▶ **WORK TASK**:
Copy out all the lines in the records that include the word "Show".

[Element data from apps and pages]

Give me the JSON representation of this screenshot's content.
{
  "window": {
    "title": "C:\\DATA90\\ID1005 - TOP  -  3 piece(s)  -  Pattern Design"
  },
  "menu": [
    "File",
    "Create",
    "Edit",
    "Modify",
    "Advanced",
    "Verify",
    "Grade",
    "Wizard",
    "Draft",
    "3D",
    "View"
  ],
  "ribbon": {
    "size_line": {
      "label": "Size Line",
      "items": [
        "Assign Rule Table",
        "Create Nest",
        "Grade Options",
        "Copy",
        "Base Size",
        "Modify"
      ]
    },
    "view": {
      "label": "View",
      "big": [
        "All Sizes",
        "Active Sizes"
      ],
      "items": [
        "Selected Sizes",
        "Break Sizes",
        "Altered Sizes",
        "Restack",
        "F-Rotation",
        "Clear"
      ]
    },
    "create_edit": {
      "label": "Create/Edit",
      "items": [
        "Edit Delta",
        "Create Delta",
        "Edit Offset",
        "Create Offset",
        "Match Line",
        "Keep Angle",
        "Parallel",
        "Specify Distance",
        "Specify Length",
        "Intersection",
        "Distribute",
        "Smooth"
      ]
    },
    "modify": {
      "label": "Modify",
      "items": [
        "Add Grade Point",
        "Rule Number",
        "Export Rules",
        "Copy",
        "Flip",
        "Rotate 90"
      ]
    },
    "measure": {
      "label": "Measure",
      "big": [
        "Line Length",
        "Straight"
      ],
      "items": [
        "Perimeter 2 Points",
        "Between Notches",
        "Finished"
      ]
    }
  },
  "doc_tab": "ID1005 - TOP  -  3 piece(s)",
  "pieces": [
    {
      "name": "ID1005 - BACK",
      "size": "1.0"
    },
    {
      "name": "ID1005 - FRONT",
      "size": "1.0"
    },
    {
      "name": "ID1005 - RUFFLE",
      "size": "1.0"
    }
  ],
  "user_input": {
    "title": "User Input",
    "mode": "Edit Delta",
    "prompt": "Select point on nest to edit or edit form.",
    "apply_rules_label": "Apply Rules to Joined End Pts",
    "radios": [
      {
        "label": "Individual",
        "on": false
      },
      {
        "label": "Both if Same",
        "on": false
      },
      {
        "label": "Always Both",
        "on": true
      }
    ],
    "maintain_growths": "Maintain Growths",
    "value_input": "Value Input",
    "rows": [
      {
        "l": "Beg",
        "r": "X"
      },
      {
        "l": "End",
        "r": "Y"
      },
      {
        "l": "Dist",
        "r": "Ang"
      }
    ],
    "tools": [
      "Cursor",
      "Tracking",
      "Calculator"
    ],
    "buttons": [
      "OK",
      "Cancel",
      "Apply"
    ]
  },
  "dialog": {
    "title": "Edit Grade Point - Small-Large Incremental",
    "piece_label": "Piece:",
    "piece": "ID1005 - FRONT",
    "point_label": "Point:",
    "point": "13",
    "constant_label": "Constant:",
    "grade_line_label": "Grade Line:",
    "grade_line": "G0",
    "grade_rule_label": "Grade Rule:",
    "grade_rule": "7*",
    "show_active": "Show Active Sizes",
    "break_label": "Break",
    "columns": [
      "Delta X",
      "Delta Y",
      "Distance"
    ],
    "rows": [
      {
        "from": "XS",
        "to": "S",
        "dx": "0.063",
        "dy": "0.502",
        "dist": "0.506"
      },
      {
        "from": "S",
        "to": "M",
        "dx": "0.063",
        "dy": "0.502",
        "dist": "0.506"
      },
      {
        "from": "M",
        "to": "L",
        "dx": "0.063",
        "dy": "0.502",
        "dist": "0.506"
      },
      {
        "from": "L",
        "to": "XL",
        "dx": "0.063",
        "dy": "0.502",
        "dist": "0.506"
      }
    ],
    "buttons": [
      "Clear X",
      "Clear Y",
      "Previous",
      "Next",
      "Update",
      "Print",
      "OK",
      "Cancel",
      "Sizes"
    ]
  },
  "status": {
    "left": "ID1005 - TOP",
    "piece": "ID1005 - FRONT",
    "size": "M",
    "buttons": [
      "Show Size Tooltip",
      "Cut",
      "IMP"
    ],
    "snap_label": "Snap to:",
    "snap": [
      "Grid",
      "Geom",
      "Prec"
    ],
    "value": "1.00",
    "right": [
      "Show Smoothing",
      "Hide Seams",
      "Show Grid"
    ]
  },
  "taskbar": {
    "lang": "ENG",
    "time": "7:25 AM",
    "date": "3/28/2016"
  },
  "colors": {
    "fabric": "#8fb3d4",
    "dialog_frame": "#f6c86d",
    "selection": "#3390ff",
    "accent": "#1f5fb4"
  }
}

▶ **SOLUTION BELOW**:
    "show_active": "Show Active Sizes",
      "Show Size Tooltip",
      "Show Smoothing",
      "Show Grid"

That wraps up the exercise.